Online Poems

for Craig White's Literature Courses




Claude McKay


McKay immigrated from Jamaica
to USA in 1912, d. Chicago 1948

Though Langston Hughes is more widely taught, Claude McKay is recognized as the first poet to draw attention to the Harlem Renaissance with publication of Harlem Shadows in 1923. McKay lived most of his life in the USA, but his Caribbean roots and his cosmopolitan lifestyle make him also a significant post-colonial writer.

McKay was born in Jamaica (to parents of African Ashanti and Malagasy descent) and tutored by a white Jamaican who encouraged McKay to write poetry in Jamaican patois (creole language) and helped publish two books of his poetry. In 1912 he left for the United States where he lived in Alabama, Kansas City, and New York, writing and editing for several periodicals, some of them communist or radical. In the 1920s he lived, worked, wrote, and published in England and the new Soviet Union before returning to the USA, where he wrote novels (including the successful Home to Harlem, 1928) as well as poetry. Like many early-20th-century intellectuals, he grew disenchanted with Communism and converted to Roman Catholicism in 1944 before dying in Chicago aged 59.
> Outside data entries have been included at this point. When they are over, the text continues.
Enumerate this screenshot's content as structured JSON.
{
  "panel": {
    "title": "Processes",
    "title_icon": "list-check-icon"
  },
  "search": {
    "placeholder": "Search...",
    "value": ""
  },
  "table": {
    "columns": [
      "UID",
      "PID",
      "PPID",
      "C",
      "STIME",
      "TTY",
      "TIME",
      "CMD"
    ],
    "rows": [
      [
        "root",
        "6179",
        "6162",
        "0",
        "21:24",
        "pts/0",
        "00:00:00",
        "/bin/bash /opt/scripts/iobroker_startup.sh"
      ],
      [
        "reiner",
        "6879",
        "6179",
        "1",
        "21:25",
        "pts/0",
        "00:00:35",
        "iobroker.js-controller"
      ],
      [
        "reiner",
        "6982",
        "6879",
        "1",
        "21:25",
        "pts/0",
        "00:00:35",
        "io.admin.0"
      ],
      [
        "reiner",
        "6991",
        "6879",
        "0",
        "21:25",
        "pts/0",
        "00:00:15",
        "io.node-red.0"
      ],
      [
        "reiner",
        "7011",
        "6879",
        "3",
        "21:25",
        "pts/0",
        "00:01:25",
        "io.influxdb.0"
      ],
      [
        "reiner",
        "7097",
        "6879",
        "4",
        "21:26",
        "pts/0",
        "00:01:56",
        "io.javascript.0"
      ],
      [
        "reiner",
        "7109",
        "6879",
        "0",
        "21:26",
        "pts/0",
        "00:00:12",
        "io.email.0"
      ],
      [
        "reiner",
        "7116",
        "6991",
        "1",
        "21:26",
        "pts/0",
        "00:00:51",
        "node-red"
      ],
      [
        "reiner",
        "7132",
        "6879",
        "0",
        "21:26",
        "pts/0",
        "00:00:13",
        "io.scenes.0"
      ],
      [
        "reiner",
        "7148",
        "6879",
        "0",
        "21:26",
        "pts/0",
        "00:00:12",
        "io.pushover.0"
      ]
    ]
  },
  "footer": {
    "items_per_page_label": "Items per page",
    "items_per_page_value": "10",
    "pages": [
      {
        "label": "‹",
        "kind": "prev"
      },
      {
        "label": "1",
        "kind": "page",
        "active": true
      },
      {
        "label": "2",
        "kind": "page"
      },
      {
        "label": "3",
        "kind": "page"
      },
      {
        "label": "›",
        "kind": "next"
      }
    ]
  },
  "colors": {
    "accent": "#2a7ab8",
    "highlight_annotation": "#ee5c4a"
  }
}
McKay is an invaluable participant in African American literature and culture but may also represent the important Afro-Caribbean presence in Anglo-American and other literatures and cultures. The leading contemporary theorist of this tradition is Paul Gilroy, author of The Black Atlantic: Modernity and Double Consciousness (1993), Against Race: Imagining Political Culture Beyond the Color Line (2000), and After Empire: Multiculture or Postcolonial Melancholia (2004).

Discussion question(s):

Engage this poem in dialogue with Robinson Crusoe and Walcott's "Crusoe's Island." What different outcomes are imagined for the postcolonial encounter?


Oh when I think of my long-suffering race,
For weary centuries despised, oppressed,
Enslaved and lynched, denied a human place
In the great life line of the Christian West;             4
And in the Black Land disinherited,
Robbed in the ancient country of its birth,
My heart grows sick with hate, becomes as lead,
For this my race that has no home on earth.         8
Then from the dark depths of my soul I cry
To the avenging angel to consume
The white man's world of wonders utterly:    [millennialism]
Let it be swallowed up in earth's vast womb,         12
Or upward roll as sacrificial smoke
To liberate my people from its yoke!

1921 (The Liberator); 1922 (Harlem Shadows)


[ ]